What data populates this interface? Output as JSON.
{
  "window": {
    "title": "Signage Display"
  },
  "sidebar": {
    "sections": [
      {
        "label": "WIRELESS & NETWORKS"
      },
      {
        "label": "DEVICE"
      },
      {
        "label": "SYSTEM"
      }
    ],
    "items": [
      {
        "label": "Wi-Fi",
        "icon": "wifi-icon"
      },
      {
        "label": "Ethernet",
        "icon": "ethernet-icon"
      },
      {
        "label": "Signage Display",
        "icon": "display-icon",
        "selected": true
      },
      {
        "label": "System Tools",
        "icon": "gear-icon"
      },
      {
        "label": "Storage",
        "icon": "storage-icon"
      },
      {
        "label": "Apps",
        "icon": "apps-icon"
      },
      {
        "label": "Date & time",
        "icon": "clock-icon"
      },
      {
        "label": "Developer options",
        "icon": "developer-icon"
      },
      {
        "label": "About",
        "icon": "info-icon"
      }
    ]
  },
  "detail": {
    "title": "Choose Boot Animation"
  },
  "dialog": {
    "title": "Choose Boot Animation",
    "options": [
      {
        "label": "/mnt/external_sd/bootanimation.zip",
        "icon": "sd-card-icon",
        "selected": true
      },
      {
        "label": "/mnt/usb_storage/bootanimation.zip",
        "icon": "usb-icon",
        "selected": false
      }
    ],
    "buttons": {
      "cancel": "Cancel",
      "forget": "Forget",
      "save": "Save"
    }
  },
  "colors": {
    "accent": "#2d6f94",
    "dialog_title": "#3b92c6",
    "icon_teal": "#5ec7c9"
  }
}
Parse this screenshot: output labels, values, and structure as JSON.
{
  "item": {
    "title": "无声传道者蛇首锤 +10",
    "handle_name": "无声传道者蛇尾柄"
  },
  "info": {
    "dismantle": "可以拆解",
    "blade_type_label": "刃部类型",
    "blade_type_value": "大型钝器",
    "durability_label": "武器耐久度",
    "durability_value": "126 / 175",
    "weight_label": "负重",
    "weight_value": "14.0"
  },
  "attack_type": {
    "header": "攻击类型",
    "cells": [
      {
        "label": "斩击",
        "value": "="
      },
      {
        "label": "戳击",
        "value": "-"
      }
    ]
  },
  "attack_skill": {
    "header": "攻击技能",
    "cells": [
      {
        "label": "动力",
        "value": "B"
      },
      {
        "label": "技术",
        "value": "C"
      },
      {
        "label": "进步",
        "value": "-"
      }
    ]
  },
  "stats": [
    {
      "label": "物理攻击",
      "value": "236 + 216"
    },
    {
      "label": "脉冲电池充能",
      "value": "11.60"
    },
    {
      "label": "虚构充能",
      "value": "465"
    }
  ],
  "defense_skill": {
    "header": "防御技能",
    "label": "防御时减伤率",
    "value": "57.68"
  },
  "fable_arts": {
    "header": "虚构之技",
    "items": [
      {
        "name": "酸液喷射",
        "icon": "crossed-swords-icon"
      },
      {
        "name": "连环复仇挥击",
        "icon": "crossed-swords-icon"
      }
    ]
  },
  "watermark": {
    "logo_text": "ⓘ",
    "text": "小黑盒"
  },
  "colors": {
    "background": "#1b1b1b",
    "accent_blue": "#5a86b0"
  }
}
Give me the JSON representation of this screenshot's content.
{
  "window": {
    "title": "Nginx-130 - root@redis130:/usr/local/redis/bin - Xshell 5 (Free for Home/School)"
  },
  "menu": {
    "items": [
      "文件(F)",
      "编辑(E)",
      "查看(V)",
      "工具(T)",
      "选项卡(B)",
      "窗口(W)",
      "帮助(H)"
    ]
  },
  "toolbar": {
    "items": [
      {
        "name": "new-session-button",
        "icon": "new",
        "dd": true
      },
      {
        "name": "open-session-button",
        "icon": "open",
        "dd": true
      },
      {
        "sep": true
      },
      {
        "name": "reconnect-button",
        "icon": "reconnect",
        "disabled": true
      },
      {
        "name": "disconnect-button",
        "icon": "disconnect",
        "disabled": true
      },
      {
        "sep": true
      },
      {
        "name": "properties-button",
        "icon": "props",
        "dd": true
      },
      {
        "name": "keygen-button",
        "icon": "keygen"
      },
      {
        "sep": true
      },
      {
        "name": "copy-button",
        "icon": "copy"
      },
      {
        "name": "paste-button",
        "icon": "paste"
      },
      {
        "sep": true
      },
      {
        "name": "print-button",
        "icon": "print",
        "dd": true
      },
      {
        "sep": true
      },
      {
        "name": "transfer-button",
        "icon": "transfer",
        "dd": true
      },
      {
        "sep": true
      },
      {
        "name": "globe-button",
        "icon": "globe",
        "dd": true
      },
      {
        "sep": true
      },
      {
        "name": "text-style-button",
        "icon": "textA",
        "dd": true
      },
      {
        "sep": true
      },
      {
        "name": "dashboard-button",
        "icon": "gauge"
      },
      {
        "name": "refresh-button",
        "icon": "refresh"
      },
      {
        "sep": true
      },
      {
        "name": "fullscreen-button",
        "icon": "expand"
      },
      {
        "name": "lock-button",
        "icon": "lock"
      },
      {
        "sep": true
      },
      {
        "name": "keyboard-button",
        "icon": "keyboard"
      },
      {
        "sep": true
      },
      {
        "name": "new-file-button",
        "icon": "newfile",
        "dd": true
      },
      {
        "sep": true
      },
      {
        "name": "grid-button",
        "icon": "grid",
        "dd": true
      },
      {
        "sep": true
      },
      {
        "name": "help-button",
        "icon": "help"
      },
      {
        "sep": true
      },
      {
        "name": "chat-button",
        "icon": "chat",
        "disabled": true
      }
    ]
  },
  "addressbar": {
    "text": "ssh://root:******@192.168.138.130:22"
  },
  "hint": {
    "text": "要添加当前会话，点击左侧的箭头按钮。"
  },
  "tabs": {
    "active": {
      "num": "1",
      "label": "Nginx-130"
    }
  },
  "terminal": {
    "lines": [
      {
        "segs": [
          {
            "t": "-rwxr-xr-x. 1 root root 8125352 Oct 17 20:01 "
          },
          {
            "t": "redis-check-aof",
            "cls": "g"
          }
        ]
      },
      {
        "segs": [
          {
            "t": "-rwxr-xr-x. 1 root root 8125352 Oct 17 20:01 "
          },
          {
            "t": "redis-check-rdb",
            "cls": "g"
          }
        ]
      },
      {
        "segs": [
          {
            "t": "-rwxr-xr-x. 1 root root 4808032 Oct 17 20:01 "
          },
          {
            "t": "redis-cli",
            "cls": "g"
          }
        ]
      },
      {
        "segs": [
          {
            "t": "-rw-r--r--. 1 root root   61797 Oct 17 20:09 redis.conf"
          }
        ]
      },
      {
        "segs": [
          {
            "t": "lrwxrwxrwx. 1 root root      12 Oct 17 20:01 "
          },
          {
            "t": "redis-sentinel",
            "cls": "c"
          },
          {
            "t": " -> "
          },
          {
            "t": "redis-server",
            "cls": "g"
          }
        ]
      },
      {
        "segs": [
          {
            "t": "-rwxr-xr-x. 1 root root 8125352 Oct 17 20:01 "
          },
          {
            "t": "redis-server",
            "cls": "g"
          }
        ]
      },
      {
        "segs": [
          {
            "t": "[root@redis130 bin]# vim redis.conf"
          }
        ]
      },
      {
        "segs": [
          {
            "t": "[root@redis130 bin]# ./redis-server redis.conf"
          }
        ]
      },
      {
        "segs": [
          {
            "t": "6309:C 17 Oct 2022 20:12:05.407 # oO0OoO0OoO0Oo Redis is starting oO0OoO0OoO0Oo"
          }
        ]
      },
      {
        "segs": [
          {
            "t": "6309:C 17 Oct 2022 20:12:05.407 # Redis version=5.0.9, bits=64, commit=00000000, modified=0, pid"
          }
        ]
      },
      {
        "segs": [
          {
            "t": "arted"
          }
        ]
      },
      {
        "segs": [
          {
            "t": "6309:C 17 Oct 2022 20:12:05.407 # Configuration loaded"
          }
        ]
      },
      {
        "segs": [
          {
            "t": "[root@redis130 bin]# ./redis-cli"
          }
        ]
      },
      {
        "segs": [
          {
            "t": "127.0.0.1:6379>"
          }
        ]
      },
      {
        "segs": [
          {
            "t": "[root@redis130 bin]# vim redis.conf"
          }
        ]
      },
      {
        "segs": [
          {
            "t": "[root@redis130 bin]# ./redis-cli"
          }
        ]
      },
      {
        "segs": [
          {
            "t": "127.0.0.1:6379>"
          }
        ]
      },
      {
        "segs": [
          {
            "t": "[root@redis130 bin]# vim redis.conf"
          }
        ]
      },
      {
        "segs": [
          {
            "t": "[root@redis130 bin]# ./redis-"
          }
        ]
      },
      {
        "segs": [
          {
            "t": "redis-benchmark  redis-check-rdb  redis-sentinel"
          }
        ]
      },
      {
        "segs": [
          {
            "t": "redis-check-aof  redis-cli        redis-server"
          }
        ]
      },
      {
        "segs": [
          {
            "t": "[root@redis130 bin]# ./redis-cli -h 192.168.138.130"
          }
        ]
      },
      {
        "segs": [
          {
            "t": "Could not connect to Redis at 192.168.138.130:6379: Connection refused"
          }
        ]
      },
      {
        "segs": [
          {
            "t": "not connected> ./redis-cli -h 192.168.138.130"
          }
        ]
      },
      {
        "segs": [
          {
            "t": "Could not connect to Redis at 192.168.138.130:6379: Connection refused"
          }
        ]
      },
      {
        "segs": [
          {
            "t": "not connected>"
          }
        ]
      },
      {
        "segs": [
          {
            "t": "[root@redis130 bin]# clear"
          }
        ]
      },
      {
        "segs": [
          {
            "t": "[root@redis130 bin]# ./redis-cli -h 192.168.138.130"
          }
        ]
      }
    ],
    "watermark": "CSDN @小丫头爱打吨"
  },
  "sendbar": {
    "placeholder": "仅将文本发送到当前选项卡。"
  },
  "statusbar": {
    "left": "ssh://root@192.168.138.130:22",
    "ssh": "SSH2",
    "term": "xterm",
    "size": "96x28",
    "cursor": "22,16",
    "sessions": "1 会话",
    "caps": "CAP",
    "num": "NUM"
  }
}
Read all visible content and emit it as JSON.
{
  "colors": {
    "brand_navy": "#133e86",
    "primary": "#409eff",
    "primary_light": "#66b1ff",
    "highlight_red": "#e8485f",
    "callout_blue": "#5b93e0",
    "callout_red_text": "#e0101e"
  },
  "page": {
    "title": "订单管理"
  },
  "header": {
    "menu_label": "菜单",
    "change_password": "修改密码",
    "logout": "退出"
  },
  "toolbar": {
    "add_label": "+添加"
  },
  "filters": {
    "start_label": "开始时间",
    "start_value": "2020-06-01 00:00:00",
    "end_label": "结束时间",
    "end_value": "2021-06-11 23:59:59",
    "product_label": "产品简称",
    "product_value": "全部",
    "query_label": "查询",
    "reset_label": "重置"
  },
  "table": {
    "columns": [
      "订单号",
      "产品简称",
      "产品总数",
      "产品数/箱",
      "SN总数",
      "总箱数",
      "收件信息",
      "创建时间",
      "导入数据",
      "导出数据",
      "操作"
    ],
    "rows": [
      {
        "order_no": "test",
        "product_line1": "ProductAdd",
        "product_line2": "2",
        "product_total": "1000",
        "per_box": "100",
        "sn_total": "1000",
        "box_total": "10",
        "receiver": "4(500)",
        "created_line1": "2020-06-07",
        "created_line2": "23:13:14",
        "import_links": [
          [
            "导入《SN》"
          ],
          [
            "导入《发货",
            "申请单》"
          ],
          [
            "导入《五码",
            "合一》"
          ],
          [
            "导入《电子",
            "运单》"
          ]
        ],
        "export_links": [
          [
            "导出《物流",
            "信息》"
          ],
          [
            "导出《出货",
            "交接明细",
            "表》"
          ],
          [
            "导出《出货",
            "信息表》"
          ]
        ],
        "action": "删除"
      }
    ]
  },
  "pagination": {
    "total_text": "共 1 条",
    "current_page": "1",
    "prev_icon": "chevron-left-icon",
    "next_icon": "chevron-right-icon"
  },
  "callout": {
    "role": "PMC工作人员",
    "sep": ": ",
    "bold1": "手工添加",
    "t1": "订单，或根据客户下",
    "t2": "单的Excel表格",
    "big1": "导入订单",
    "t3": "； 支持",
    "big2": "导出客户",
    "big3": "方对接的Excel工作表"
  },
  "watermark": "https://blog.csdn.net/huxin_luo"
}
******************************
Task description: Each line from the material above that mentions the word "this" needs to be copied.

Solution to the problem:
What data populates this interface? Output as JSON.
Parse this screenshot: output labels, values, and structure as JSON.
Give me the JSON representation of this screenshot's content.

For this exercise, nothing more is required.